Source data below:

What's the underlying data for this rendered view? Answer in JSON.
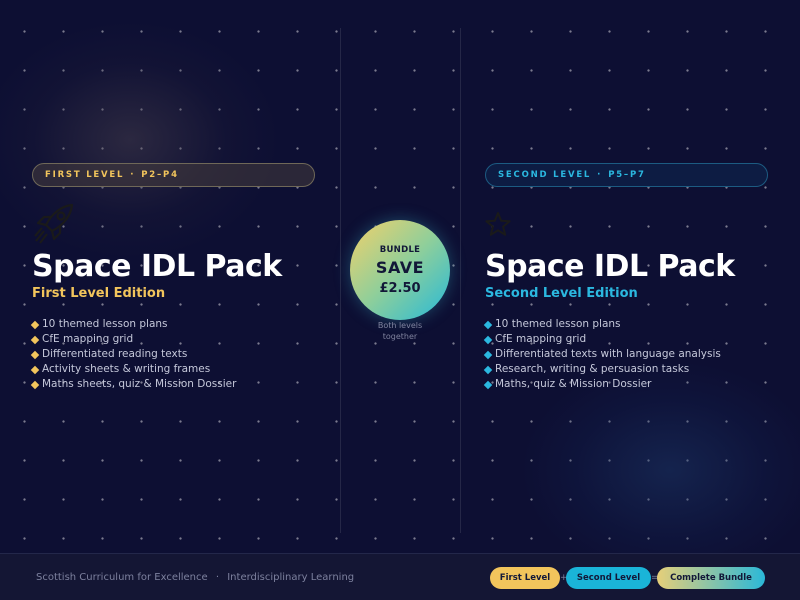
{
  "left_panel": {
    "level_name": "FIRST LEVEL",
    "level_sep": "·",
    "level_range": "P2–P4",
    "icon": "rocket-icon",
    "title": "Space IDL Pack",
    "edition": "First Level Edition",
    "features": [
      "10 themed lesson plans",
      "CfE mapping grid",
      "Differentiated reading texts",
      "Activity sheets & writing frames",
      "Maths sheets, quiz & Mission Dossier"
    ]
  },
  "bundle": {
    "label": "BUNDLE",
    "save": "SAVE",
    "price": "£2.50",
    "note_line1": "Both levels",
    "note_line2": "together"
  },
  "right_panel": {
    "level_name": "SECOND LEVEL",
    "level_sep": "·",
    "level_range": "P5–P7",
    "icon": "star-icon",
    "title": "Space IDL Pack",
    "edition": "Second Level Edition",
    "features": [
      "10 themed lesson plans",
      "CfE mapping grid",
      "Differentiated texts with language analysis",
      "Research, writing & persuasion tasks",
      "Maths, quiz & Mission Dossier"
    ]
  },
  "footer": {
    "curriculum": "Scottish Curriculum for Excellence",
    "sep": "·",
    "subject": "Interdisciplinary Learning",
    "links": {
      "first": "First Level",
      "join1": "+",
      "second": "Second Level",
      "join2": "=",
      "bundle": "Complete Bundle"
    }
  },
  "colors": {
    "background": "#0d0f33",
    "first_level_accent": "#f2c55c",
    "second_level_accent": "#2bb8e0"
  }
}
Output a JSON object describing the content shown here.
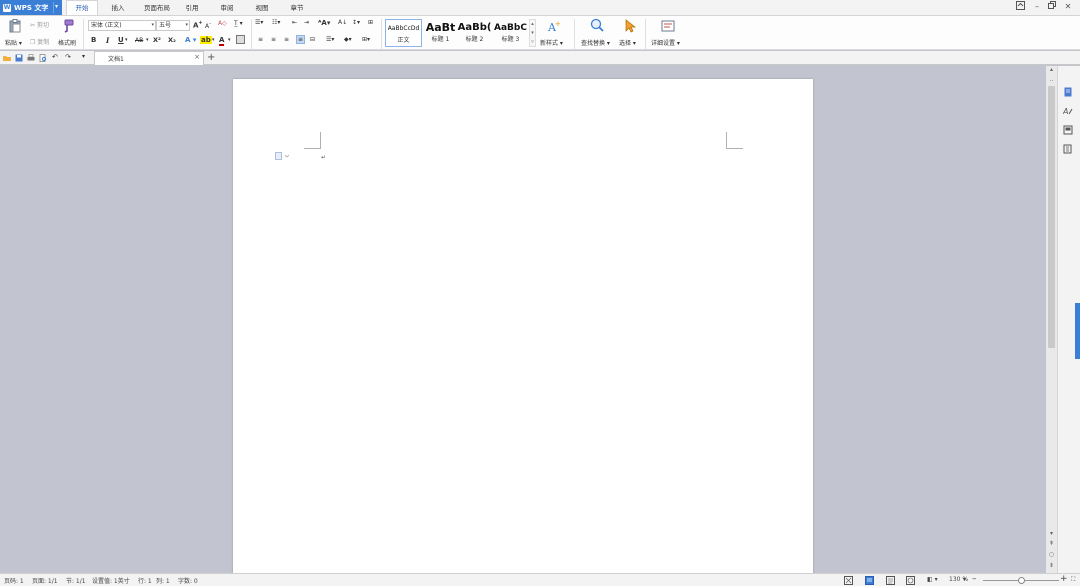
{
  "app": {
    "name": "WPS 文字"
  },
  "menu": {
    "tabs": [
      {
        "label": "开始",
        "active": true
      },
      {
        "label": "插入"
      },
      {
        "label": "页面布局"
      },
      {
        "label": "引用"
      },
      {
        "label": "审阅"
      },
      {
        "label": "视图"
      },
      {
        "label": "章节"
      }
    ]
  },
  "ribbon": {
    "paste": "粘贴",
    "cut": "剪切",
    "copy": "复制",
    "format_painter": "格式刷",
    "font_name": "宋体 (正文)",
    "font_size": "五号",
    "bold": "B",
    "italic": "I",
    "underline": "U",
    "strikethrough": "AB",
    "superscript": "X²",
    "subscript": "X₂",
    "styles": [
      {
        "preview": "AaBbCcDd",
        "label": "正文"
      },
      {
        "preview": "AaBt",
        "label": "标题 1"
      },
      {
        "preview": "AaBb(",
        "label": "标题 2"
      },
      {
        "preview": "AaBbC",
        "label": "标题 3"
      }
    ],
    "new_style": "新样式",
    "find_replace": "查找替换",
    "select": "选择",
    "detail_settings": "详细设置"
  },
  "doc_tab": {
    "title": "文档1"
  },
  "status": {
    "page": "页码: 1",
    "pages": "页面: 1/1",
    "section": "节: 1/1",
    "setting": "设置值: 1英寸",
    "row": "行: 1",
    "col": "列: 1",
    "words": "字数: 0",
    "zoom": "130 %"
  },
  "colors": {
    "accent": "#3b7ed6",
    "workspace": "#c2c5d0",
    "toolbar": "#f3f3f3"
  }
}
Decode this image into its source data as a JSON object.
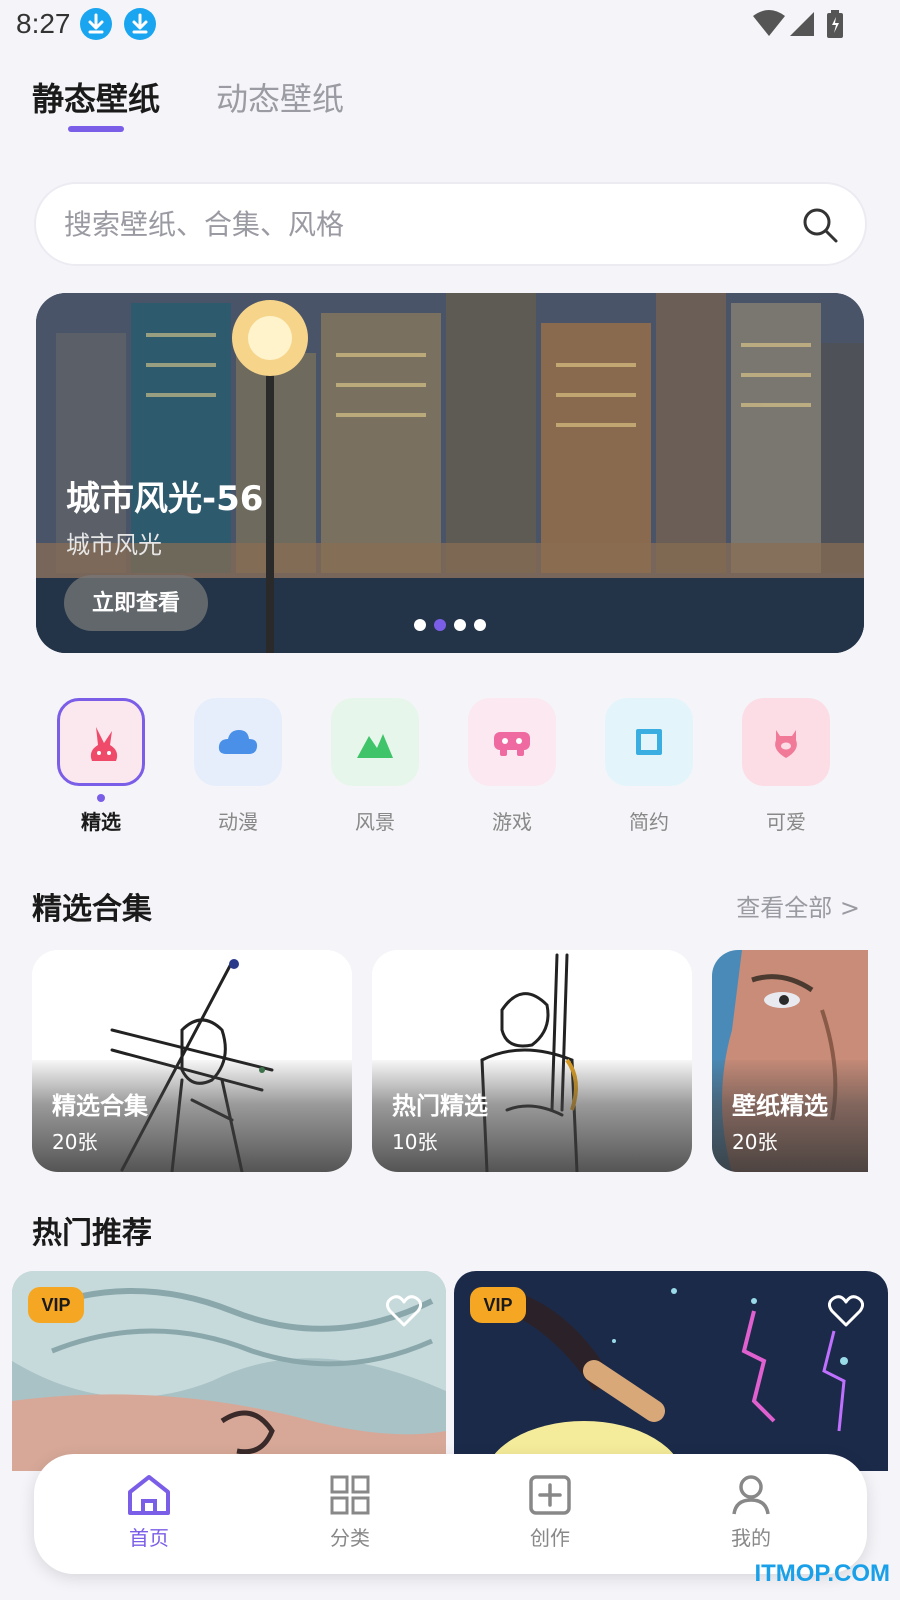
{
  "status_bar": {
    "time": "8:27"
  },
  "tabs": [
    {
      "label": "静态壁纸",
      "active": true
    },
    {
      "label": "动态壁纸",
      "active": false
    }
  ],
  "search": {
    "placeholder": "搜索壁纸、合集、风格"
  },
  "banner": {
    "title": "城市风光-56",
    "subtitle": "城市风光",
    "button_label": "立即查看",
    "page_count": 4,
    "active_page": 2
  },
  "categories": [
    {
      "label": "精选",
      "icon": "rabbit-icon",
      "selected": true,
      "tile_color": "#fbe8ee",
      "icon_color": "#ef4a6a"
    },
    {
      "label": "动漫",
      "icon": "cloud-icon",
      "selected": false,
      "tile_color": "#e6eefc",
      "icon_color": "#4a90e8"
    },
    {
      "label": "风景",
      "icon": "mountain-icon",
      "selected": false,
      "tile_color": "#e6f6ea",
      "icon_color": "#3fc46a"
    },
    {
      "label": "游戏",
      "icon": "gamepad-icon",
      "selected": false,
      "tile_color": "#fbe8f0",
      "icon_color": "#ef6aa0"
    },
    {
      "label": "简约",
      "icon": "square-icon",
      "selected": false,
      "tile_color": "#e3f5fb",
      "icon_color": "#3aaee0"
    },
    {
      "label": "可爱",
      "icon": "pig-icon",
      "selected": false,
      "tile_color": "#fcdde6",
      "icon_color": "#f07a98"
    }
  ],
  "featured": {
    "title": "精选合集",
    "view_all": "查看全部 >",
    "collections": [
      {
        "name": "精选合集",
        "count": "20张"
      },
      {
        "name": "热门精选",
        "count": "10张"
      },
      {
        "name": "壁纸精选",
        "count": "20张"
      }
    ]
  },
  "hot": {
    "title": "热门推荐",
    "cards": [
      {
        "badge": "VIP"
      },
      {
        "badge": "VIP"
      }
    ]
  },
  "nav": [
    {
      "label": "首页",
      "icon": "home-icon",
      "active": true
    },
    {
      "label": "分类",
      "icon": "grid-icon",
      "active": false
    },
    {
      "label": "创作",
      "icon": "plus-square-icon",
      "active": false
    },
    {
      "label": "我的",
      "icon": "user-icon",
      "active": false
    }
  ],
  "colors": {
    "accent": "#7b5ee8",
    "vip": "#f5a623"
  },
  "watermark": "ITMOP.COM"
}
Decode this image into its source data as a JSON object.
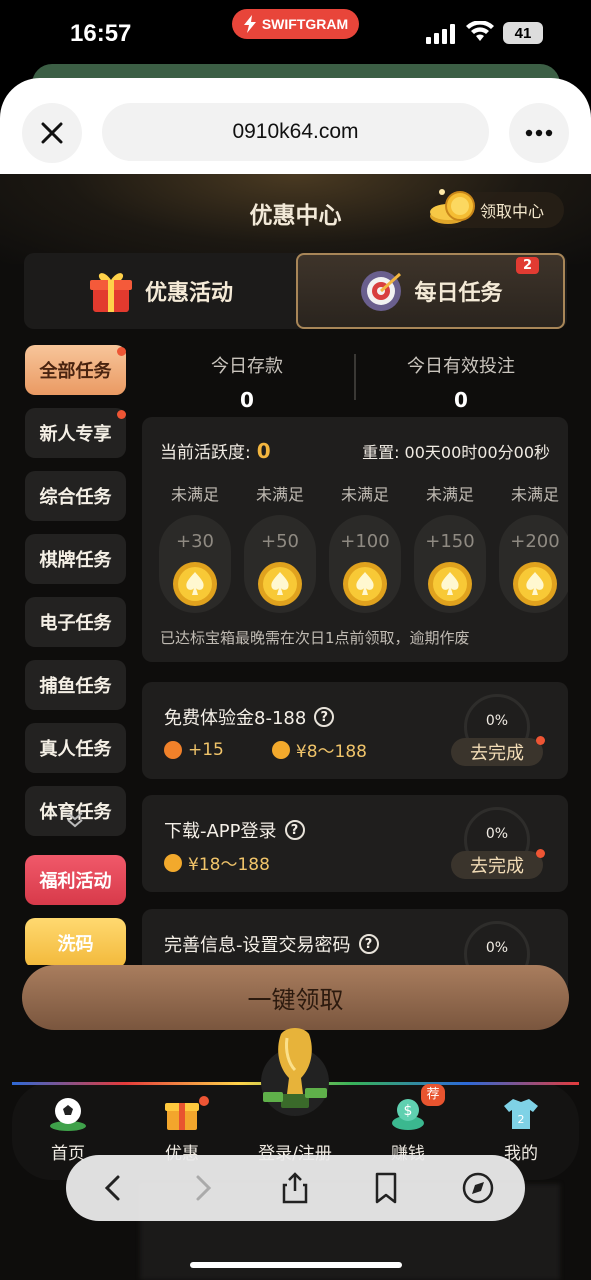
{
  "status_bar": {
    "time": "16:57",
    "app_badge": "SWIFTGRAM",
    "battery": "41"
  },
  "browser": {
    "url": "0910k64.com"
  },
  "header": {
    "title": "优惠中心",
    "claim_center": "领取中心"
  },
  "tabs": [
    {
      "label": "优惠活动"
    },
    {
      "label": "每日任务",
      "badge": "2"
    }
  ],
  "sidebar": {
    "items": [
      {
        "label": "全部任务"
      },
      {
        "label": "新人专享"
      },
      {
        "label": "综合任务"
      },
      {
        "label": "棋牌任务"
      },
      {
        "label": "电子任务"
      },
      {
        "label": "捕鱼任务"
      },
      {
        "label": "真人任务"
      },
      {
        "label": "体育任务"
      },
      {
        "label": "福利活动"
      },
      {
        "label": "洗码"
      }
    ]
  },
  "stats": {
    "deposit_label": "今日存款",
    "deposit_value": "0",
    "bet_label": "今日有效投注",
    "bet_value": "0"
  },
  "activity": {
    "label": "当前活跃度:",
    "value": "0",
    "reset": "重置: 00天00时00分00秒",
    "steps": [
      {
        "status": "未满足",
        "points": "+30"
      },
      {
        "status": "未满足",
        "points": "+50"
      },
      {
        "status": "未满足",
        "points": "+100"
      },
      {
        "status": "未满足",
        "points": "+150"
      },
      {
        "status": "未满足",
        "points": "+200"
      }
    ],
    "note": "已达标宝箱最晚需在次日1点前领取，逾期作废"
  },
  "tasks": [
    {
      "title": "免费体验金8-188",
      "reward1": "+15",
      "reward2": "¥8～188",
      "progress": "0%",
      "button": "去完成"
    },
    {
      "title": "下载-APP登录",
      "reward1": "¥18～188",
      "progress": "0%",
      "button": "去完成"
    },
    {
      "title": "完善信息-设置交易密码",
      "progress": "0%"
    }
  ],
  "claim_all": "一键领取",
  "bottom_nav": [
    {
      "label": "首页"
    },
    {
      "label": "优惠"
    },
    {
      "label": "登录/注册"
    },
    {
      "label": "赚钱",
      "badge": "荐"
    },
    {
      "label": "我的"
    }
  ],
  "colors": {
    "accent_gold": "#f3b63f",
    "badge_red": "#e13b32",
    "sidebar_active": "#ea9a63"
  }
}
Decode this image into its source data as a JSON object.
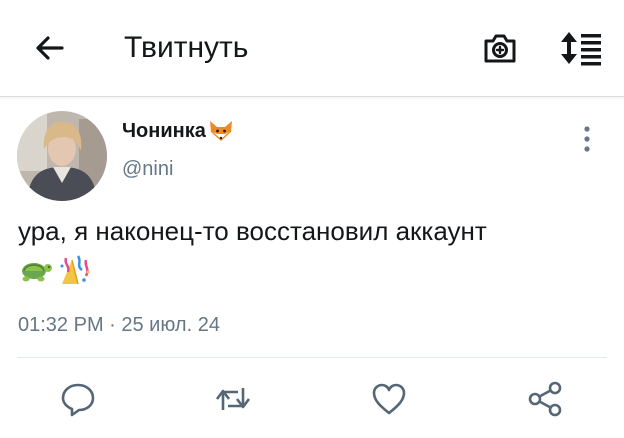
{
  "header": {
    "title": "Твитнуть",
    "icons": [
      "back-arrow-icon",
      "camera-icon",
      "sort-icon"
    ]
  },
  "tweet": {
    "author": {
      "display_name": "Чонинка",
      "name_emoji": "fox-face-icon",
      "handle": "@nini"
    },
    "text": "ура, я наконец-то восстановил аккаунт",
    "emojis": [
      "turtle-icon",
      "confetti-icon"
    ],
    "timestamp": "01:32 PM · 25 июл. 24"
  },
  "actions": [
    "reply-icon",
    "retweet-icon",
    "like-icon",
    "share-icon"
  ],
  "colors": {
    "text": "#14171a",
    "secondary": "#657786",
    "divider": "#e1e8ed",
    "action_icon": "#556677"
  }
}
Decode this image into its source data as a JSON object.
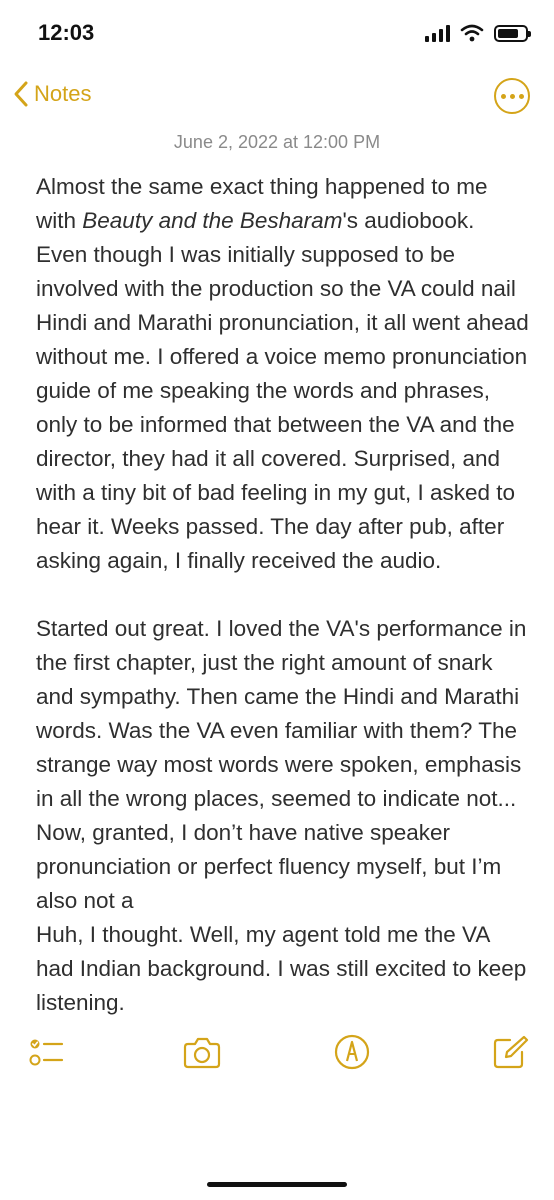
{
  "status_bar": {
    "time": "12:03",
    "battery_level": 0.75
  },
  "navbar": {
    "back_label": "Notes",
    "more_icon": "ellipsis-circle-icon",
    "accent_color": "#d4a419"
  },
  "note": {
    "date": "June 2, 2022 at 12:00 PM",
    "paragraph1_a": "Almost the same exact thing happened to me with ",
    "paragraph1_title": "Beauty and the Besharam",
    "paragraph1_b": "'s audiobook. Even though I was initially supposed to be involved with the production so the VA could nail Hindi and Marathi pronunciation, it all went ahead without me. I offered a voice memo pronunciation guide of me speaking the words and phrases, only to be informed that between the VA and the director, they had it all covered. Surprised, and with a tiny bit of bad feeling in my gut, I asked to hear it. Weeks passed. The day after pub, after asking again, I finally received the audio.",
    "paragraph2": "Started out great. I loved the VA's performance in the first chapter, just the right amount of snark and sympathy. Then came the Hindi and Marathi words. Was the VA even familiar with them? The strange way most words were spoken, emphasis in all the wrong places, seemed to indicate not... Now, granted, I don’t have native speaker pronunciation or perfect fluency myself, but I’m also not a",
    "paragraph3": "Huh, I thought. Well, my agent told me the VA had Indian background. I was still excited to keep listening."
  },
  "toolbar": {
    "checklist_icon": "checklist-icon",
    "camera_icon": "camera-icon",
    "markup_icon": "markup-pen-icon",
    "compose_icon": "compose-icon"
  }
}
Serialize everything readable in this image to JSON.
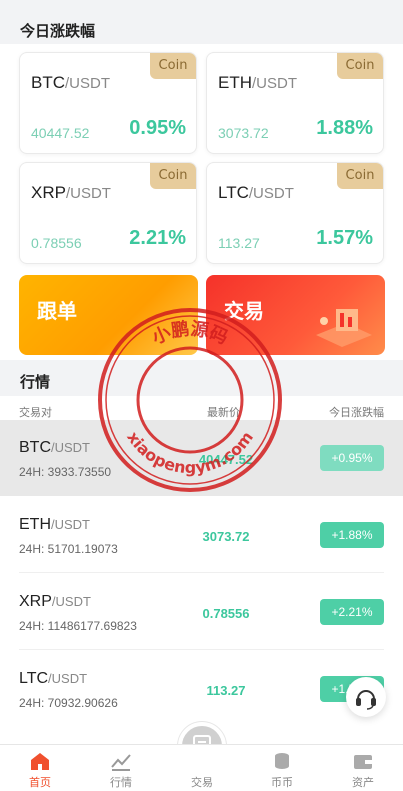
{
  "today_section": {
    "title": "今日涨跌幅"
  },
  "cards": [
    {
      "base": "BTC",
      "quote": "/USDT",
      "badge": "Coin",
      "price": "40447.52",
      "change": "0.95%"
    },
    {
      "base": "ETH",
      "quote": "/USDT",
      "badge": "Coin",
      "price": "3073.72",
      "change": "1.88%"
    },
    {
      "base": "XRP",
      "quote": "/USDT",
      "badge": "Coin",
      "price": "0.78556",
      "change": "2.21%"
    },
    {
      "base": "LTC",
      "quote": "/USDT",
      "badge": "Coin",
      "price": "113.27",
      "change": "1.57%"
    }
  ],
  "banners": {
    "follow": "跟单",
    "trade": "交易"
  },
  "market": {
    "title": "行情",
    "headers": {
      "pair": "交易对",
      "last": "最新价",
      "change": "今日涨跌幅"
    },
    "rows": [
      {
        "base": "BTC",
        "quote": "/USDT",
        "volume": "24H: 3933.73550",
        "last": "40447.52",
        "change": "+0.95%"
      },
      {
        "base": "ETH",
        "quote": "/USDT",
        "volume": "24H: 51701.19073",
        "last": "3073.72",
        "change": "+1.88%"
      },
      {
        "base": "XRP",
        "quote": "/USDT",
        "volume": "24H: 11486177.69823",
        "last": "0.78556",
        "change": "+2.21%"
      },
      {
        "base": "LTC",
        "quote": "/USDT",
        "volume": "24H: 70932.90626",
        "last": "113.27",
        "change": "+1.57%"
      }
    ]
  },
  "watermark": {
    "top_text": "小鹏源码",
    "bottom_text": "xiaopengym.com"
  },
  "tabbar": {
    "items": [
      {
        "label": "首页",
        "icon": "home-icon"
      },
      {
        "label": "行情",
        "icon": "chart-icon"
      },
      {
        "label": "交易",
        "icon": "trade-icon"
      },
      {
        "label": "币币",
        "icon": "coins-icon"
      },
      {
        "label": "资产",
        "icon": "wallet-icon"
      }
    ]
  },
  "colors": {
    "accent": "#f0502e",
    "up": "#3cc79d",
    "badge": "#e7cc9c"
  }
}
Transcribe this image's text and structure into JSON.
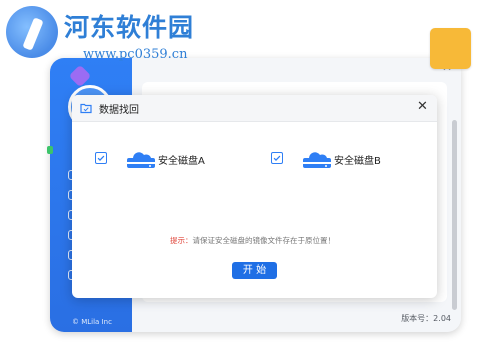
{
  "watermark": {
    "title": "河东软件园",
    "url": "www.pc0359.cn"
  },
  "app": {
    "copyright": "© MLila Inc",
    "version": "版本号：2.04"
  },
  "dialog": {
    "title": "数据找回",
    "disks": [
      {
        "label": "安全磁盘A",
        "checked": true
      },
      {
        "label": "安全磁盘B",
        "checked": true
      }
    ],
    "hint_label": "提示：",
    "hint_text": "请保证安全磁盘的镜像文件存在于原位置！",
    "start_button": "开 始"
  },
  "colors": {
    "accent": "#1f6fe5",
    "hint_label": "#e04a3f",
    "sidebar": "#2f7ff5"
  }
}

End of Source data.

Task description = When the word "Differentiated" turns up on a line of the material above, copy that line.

Output of the task =
      "Differentiated reading texts",
      "Differentiated texts with language analysis",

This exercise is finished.